Retype the data exactly. Spelling and punctuation stay as they are.

→ **RECORDS SUPPLIED**:

== Segment start ==

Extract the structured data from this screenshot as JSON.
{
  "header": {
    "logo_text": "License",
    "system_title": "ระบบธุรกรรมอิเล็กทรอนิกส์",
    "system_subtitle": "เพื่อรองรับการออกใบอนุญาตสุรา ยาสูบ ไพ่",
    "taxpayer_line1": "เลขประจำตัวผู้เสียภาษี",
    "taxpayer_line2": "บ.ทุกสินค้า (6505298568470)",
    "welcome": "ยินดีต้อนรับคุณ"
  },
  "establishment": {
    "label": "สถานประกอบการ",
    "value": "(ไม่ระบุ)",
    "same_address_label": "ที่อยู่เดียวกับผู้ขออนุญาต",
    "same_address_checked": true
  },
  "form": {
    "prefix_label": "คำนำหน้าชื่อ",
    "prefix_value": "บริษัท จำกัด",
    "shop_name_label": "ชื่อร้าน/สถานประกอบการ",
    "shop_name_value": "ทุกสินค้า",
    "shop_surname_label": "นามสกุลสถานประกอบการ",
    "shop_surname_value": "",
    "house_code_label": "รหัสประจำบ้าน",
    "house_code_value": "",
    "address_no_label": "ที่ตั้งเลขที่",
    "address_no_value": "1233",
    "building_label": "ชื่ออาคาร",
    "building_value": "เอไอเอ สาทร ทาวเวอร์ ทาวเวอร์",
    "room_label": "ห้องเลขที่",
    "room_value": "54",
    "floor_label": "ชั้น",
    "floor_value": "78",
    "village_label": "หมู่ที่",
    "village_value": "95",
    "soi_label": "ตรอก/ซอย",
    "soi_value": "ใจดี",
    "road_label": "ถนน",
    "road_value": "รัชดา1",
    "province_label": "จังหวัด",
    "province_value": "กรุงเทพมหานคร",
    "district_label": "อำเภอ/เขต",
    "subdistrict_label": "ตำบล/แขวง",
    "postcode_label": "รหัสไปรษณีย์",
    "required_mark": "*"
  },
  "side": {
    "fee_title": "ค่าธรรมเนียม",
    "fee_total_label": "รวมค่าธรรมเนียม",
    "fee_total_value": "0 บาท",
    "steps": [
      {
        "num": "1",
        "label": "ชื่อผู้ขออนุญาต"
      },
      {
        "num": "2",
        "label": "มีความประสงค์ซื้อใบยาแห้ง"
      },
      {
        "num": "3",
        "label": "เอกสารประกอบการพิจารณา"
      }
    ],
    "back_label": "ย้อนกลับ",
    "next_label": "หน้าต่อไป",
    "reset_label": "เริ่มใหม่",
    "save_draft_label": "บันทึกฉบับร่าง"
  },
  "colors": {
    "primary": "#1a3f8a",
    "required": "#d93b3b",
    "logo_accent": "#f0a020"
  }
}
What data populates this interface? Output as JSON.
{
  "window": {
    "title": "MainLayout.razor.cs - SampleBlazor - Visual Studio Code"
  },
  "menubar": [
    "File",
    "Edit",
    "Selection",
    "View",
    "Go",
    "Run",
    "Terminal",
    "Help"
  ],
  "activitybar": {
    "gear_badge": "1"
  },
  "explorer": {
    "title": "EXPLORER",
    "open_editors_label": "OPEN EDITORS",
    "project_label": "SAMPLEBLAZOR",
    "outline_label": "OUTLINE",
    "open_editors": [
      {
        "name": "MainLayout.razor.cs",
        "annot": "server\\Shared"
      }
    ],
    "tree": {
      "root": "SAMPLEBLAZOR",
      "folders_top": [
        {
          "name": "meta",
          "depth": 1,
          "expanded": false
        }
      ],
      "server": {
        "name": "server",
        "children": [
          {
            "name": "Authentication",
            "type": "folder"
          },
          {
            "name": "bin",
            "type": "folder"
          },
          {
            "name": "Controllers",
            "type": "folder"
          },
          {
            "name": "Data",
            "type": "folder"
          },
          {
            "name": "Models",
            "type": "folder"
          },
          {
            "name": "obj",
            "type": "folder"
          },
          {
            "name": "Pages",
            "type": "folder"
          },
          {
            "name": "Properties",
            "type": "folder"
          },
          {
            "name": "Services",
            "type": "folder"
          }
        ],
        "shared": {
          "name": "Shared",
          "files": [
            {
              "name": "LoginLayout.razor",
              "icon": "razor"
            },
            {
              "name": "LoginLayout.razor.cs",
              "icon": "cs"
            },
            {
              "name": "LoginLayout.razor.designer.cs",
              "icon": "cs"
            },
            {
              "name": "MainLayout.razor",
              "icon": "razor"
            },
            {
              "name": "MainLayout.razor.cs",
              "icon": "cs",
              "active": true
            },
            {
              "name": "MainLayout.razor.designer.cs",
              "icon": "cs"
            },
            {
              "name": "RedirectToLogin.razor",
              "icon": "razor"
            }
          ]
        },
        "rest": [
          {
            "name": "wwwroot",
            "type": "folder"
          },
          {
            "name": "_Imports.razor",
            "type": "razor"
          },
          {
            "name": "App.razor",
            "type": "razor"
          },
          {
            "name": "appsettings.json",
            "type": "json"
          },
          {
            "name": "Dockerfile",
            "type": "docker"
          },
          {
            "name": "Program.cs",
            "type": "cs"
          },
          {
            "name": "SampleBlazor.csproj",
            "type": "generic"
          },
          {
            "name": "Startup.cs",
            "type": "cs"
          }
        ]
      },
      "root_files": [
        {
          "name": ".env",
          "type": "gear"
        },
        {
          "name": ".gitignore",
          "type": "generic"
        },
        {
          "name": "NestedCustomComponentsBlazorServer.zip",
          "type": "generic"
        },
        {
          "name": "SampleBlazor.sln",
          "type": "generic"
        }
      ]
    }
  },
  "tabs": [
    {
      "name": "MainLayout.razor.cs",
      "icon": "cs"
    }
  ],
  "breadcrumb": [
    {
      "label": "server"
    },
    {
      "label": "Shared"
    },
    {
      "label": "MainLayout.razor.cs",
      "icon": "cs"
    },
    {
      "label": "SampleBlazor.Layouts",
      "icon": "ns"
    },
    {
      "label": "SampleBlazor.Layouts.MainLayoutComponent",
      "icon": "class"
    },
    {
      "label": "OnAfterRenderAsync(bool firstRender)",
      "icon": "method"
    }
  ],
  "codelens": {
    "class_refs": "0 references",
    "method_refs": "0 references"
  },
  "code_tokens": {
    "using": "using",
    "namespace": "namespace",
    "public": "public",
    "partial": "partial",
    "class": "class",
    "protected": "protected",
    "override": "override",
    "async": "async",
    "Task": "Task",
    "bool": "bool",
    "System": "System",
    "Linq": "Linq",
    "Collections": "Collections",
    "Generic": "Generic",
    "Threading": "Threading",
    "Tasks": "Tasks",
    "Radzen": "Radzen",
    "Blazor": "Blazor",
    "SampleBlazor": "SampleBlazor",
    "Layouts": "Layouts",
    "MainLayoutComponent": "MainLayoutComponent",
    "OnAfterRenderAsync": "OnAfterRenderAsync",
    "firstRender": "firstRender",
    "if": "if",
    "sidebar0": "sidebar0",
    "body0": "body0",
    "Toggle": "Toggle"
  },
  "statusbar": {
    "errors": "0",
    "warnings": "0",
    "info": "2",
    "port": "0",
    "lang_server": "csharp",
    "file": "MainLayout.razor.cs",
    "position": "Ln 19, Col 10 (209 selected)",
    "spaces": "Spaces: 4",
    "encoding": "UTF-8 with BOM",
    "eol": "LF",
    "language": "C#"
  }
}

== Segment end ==

→ **COMPLETED EXERCISE**:
Extract the structured data from this screenshot as JSON.
{
  "header": {
    "logo_text": "License",
    "system_title": "ระบบธุรกรรมอิเล็กทรอนิกส์",
    "system_subtitle": "เพื่อรองรับการออกใบอนุญาตสุรา ยาสูบ ไพ่",
    "taxpayer_line1": "เลขประจำตัวผู้เสียภาษี",
    "taxpayer_line2": "บ.ทุกสินค้า (6505298568470)",
    "welcome": "ยินดีต้อนรับคุณ"
  },
  "establishment": {
    "label": "สถานประกอบการ",
    "value": "(ไม่ระบุ)",
    "same_address_label": "ที่อยู่เดียวกับผู้ขออนุญาต",
    "same_address_checked": true
  },
  "form": {
    "prefix_label": "คำนำหน้าชื่อ",
    "prefix_value": "บริษัท จำกัด",
    "shop_name_label": "ชื่อร้าน/สถานประกอบการ",
    "shop_name_value": "ทุกสินค้า",
    "shop_surname_label": "นามสกุลสถานประกอบการ",
    "shop_surname_value": "",
    "house_code_label": "รหัสประจำบ้าน",
    "house_code_value": "",
    "address_no_label": "ที่ตั้งเลขที่",
    "address_no_value": "1233",
    "building_label": "ชื่ออาคาร",
    "building_value": "เอไอเอ สาทร ทาวเวอร์ ทาวเวอร์",
    "room_label": "ห้องเลขที่",
    "room_value": "54",
    "floor_label": "ชั้น",
    "floor_value": "78",
    "village_label": "หมู่ที่",
    "village_value": "95",
    "soi_label": "ตรอก/ซอย",
    "soi_value": "ใจดี",
    "road_label": "ถนน",
    "road_value": "รัชดา1",
    "province_label": "จังหวัด",
    "province_value": "กรุงเทพมหานคร",
    "district_label": "อำเภอ/เขต",
    "subdistrict_label": "ตำบล/แขวง",
    "postcode_label": "รหัสไปรษณีย์",
    "required_mark": "*"
  },
  "side": {
    "fee_title": "ค่าธรรมเนียม",
    "fee_total_label": "รวมค่าธรรมเนียม",
    "fee_total_value": "0 บาท",
    "steps": [
      {
        "num": "1",
        "label": "ชื่อผู้ขออนุญาต"
      },
      {
        "num": "2",
        "label": "มีความประสงค์ซื้อใบยาแห้ง"
      },
      {
        "num": "3",
        "label": "เอกสารประกอบการพิจารณา"
      }
    ],
    "back_label": "ย้อนกลับ",
    "next_label": "หน้าต่อไป",
    "reset_label": "เริ่มใหม่",
    "save_draft_label": "บันทึกฉบับร่าง"
  },
  "colors": {
    "primary": "#1a3f8a",
    "required": "#d93b3b",
    "logo_accent": "#f0a020"
  }
}
What data populates this interface? Output as JSON.
{
  "window": {
    "title": "MainLayout.razor.cs - SampleBlazor - Visual Studio Code"
  },
  "menubar": [
    "File",
    "Edit",
    "Selection",
    "View",
    "Go",
    "Run",
    "Terminal",
    "Help"
  ],
  "activitybar": {
    "gear_badge": "1"
  },
  "explorer": {
    "title": "EXPLORER",
    "open_editors_label": "OPEN EDITORS",
    "project_label": "SAMPLEBLAZOR",
    "outline_label": "OUTLINE",
    "open_editors": [
      {
        "name": "MainLayout.razor.cs",
        "annot": "server\\Shared"
      }
    ],
    "tree": {
      "root": "SAMPLEBLAZOR",
      "folders_top": [
        {
          "name": "meta",
          "depth": 1,
          "expanded": false
        }
      ],
      "server": {
        "name": "server",
        "children": [
          {
            "name": "Authentication",
            "type": "folder"
          },
          {
            "name": "bin",
            "type": "folder"
          },
          {
            "name": "Controllers",
            "type": "folder"
          },
          {
            "name": "Data",
            "type": "folder"
          },
          {
            "name": "Models",
            "type": "folder"
          },
          {
            "name": "obj",
            "type": "folder"
          },
          {
            "name": "Pages",
            "type": "folder"
          },
          {
            "name": "Properties",
            "type": "folder"
          },
          {
            "name": "Services",
            "type": "folder"
          }
        ],
        "shared": {
          "name": "Shared",
          "files": [
            {
              "name": "LoginLayout.razor",
              "icon": "razor"
            },
            {
              "name": "LoginLayout.razor.cs",
              "icon": "cs"
            },
            {
              "name": "LoginLayout.razor.designer.cs",
              "icon": "cs"
            },
            {
              "name": "MainLayout.razor",
              "icon": "razor"
            },
            {
              "name": "MainLayout.razor.cs",
              "icon": "cs",
              "active": true
            },
            {
              "name": "MainLayout.razor.designer.cs",
              "icon": "cs"
            },
            {
              "name": "RedirectToLogin.razor",
              "icon": "razor"
            }
          ]
        },
        "rest": [
          {
            "name": "wwwroot",
            "type": "folder"
          },
          {
            "name": "_Imports.razor",
            "type": "razor"
          },
          {
            "name": "App.razor",
            "type": "razor"
          },
          {
            "name": "appsettings.json",
            "type": "json"
          },
          {
            "name": "Dockerfile",
            "type": "docker"
          },
          {
            "name": "Program.cs",
            "type": "cs"
          },
          {
            "name": "SampleBlazor.csproj",
            "type": "generic"
          },
          {
            "name": "Startup.cs",
            "type": "cs"
          }
        ]
      },
      "root_files": [
        {
          "name": ".env",
          "type": "gear"
        },
        {
          "name": ".gitignore",
          "type": "generic"
        },
        {
          "name": "NestedCustomComponentsBlazorServer.zip",
          "type": "generic"
        },
        {
          "name": "SampleBlazor.sln",
          "type": "generic"
        }
      ]
    }
  },
  "tabs": [
    {
      "name": "MainLayout.razor.cs",
      "icon": "cs"
    }
  ],
  "breadcrumb": [
    {
      "label": "server"
    },
    {
      "label": "Shared"
    },
    {
      "label": "MainLayout.razor.cs",
      "icon": "cs"
    },
    {
      "label": "SampleBlazor.Layouts",
      "icon": "ns"
    },
    {
      "label": "SampleBlazor.Layouts.MainLayoutComponent",
      "icon": "class"
    },
    {
      "label": "OnAfterRenderAsync(bool firstRender)",
      "icon": "method"
    }
  ],
  "codelens": {
    "class_refs": "0 references",
    "method_refs": "0 references"
  },
  "code_tokens": {
    "using": "using",
    "namespace": "namespace",
    "public": "public",
    "partial": "partial",
    "class": "class",
    "protected": "protected",
    "override": "override",
    "async": "async",
    "Task": "Task",
    "bool": "bool",
    "System": "System",
    "Linq": "Linq",
    "Collections": "Collections",
    "Generic": "Generic",
    "Threading": "Threading",
    "Tasks": "Tasks",
    "Radzen": "Radzen",
    "Blazor": "Blazor",
    "SampleBlazor": "SampleBlazor",
    "Layouts": "Layouts",
    "MainLayoutComponent": "MainLayoutComponent",
    "OnAfterRenderAsync": "OnAfterRenderAsync",
    "firstRender": "firstRender",
    "if": "if",
    "sidebar0": "sidebar0",
    "body0": "body0",
    "Toggle": "Toggle"
  },
  "statusbar": {
    "errors": "0",
    "warnings": "0",
    "info": "2",
    "port": "0",
    "lang_server": "csharp",
    "file": "MainLayout.razor.cs",
    "position": "Ln 19, Col 10 (209 selected)",
    "spaces": "Spaces: 4",
    "encoding": "UTF-8 with BOM",
    "eol": "LF",
    "language": "C#"
  }
}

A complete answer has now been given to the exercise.